relatively conservative sport of golf.
The Japan Golf Association said there
are a number of Japanese clubs that still
bar women from playing.
The club has not received any
complaints from its members about the
policy, but if the membership practice is
seen as problematic, changing the rule is a
possibility in the future, Imaizumi said.
“We have always believed our policy has
been very open, so we were caught by
surprise,” Imaizumi said, referring to the
recent media attention over the club’s
membership policy. “We welcome all
female players and we have no intention of
creating a gender barrier.”
To join Kasumigaseki, an applicant
needs to obtain a reference from a current
member and pay 8 million yen ($70,800) to
become a regular member first, then pay
an additional 4 million yen ($35,400) to be
a full member.
Only full members can play any day of
“Kasumi is an exclusive club that no
ordinary people can join and play. It’s a
club where women are deprived of full
membership, which means they cannot
join any decision-making process at the
club or even cannot play golf on Sunday,”
said Eiko Oya, a journalist and critic who
heads the Japan Golf Council, a nonprofit
citizens group pushing for a change of
venue to Tokyo’s public golf course.
The group said it sent a statement to
IOC president Thomas Bach in December

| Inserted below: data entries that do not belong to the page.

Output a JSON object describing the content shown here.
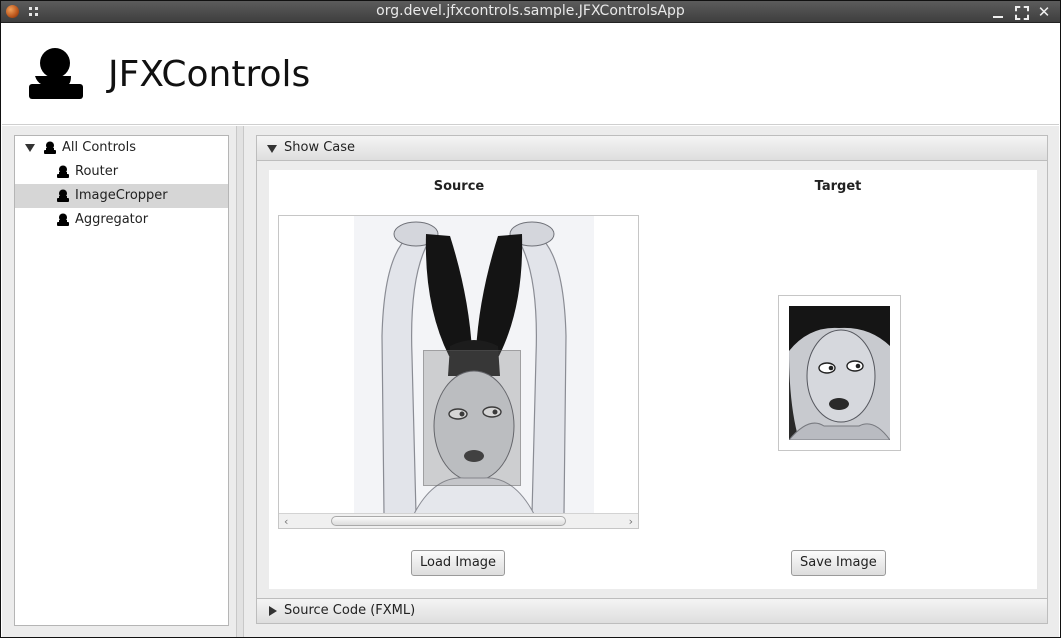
{
  "window": {
    "title": "org.devel.jfxcontrols.sample.JFXControlsApp",
    "controls": [
      "minimize-icon",
      "maximize-icon",
      "close-icon"
    ]
  },
  "header": {
    "app_title": "JFXControls",
    "logo_icon": "person-stamp-icon"
  },
  "sidebar": {
    "items": [
      {
        "label": "All Controls",
        "expanded": true,
        "selected": false,
        "icon": "person-stamp-icon"
      },
      {
        "label": "Router",
        "selected": false,
        "icon": "person-stamp-icon"
      },
      {
        "label": "ImageCropper",
        "selected": true,
        "icon": "person-stamp-icon"
      },
      {
        "label": "Aggregator",
        "selected": false,
        "icon": "person-stamp-icon"
      }
    ]
  },
  "panes": {
    "show_case": {
      "label": "Show Case",
      "expanded": true
    },
    "source_code": {
      "label": "Source Code (FXML)",
      "expanded": false
    }
  },
  "showcase": {
    "source_title": "Source",
    "target_title": "Target",
    "load_button": "Load Image",
    "save_button": "Save Image"
  },
  "colors": {
    "title_bar": "#4a4a4a",
    "selection": "#d6d6d6",
    "panel_bg": "#ececec"
  }
}
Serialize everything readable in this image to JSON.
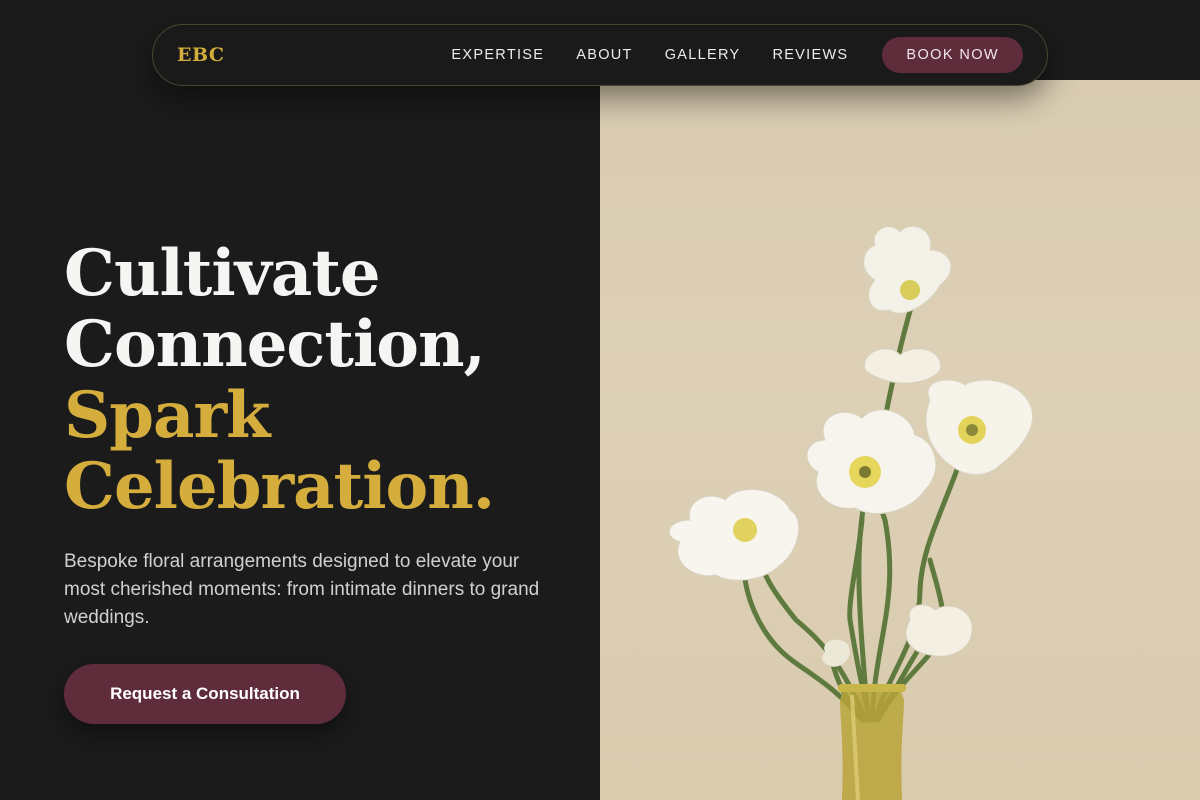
{
  "brand": {
    "logo": "EBC",
    "accent": "#d4ad3d",
    "cta_color": "#5e2c3b"
  },
  "nav": {
    "links": [
      "EXPERTISE",
      "ABOUT",
      "GALLERY",
      "REVIEWS"
    ],
    "book_label": "BOOK NOW"
  },
  "hero": {
    "headline_line1": "Cultivate",
    "headline_line2": "Connection,",
    "headline_line3": "Spark",
    "headline_line4": "Celebration.",
    "lead": "Bespoke floral arrangements designed to elevate your most cherished moments: from intimate dinners to grand weddings.",
    "cta_label": "Request a Consultation"
  }
}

to call his attention to the issue, saying the
club’s membership policy is “contrary to
the spirit of the Olympic Games.”